posted on April 11th, 2016

Changing your oil and oil filter on a regular basis is not only a vital element of proper vehicle maintenance, it’s also an important rite of passage for anyone with true gearhead aspirations. Here’s a simple(ish) breakdown of how to DIY, and there’s also a wealth of how-to resources up on YouTube to help illustrate the process even more.

Not ready to tackle your car’s undercarriage? Check out the Turo Car Care program for deals and discounts on oil changes.

Get prepped


* A good socket wrench, a set of sockets, and maybe some latex gloves to avoid picking grime out of your fingernails for the next few days.

* An oil filter wrench, while not mandatory, will likely make the job a bit easier.

Wheel ramps or a jack and jack stands to raise the car up and secure it there. If you opt for the jack/jack stands, consult your manual before lifting the car up to ensure you’re using the right lift points under the car, otherwise you could cause damage to your vehicle.

* An oil drain pan to decant the used motor oil and a funnel to pour in the new oil.

* An oil filter and a few quarts of oil. Most modern engines require five to seven quarts of oil, but be sure to check your owner’s manual to make sure you don’t over- or under-fill your engine. The manual will also outline the recommended type of oil to use with your engine as well.

Get your hands dirty

It’s generally good practice to change the oil on an engine that is warm — but not hot. If the car hasn’t been started in a few hours or more, let the engine run for a couple minutes, then get to work.

Oil Change 1

If applicable, raise the vehicle up on ramps or jack stands. Once you’re under the car, locate the drain plug. Newer vehicles may be equipped with a plastic skidplate underneath the car. These are used to protect vital engine components from damage and for improved aerodynamics/fuel economy. If yours has a skidplate, you may need to remove it as it often prevents direct access to the drain plug on the oil pan. Fortunately, removing this barrier is usually a very simple process that utilizes twist-off clips and does not require any additional tools in order to remove the piece.

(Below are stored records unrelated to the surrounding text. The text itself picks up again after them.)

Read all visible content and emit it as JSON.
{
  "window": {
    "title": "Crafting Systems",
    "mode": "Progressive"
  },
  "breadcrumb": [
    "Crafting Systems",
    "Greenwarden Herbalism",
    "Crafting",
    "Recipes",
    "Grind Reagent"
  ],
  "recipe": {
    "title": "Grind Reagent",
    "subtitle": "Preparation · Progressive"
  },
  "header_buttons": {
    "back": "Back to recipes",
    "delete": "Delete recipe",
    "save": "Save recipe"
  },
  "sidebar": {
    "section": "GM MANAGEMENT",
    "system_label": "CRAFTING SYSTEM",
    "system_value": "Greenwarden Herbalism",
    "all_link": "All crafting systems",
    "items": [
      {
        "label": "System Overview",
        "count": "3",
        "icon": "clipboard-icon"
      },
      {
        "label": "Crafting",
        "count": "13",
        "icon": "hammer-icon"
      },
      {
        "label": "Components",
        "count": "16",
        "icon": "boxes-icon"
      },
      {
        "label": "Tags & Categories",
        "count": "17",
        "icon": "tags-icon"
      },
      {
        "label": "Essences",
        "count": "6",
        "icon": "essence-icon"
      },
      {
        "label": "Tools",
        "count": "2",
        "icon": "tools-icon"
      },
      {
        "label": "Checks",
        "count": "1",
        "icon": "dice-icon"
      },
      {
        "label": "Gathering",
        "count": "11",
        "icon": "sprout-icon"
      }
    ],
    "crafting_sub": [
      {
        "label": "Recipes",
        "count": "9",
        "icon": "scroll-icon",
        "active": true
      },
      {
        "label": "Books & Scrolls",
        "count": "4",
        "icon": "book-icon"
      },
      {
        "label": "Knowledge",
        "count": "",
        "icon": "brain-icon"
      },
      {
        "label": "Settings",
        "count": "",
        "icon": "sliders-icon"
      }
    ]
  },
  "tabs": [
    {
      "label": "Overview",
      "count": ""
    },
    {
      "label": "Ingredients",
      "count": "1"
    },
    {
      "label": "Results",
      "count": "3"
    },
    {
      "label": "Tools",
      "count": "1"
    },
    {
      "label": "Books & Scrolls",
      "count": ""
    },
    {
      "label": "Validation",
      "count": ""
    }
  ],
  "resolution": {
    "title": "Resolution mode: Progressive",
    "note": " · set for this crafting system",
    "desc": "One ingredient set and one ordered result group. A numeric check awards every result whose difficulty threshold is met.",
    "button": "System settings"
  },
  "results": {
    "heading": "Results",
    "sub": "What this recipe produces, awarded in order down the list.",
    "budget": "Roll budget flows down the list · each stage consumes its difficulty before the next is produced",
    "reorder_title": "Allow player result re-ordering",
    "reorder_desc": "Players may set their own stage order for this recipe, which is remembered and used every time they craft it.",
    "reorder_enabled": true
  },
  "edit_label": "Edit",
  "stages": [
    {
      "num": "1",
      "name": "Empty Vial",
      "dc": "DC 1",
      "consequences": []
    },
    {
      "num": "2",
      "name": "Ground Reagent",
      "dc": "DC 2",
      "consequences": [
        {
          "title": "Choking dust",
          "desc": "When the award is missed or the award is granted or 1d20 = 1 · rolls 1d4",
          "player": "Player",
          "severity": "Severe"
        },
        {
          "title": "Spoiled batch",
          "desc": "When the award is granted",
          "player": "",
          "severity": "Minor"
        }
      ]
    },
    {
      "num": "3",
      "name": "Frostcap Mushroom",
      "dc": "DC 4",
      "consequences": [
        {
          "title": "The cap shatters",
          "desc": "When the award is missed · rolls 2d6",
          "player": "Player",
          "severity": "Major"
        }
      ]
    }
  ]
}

The drain plug will be a bolt located at the bottom of the oil pan, a rectangular metal container which looks like a small tub connected to the bottom of the engine. Once you’ve located the drain plug, place your oil drain pan underneath it. Note the angle at which the drain plug is positioned, as this will affect the angle that the oil drains out of it, and adjust the placement of the oil drain pan accordingly. Next, remove the oil filler cap on the top of the motor; removing this cap will not only allow the oil to drain out easier, it will also serve as a reminder to add the new oil before closing the hood again.

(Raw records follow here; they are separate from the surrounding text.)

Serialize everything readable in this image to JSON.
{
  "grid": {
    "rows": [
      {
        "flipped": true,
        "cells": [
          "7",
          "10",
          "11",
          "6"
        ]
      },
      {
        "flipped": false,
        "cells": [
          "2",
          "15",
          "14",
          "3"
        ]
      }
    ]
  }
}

Oil Change 2

Once that’s been done, get back underneath the car with your socket wrench and loosen the drain plug. As you start to reach the last few threads of the plug, make sure you keep a good grip on the drain plug to avoid having to fish it out of the oil drain pan as it rapidly fills with dirty motor oil. After the oil is finished draining, replace the o-ring around the drain plug if your vehicle requires it — your owner’s manual will tell you whether or not it’s necessary. If it is, make sure the old o-ring isn’t still attached to the drain pan, as you don’t want to accidentally stack the new o-ring atop the old one.

Next, place the drain plug back into the oil pan and tighten the drain plug.

Time to remove the oil filter

If you have an oil filter wrench, attach it and set your oil drain pan directly below the oil filter. Once it’s removed, clean the area where the filter attaches and make sure the old o-ring from the filter isn’t still attached to the engine. With that done, place a dab of new motor oil on your finger and run it around the rubber seal on the new oil filter. This will help the new filter make a better seal with the engine when you tighten it back on. Install the new filter and tighten it as tight as it will go by hand within reason. After you’ve double checked to make sure both the drain plug and the new oil filter are both reinstalled and properly tightened down, it’s time to put in the new motor oil.

Replace your oil

Place your funnel on the oil filler tube on the top of the engine and pour in the amount specified in your owner’s manual — but hold off adding the last quart until later. After adding all but the last quart of oil, replace the oil filler cap on the engine and run the motor for about 30 seconds or so to allow the oil to circulate throughout the motor. Once you’ve done that, check under the car to ensure there are no leaks, and if there are none, lower the car back onto the ground. Now check the oil level with the dipstick and if it indicates that the oil level is a bit low, add the last quart. If the dipstick indicates a proper oil level, keep the last quart of oil for next time.

Oil Change 3

Close the hood

You did it! Don’t forget to dispose of the used oil and filter properly. Most parts stores that sell motor oil will take your used oil free of charge.

While explaining the whole procedure might be a bit of a mouthful, the entire job can be done in well under an hour, especially after you’ve become better acquainted with your vehicle’s mechanical particulars. Additionally, once you’ve gained some familiarity with your car by changing its oil, you might be surprised how inspired you may feel to tackle other basic maintenances tasks, saving you a ton of money in the process.

Megan is the copywriter and content tsarina at Turo. She lives to wander near and far, never met a beach (or dog) she didn’t like, and loves to talk postmodern lit and theory to anyone who’ll listen.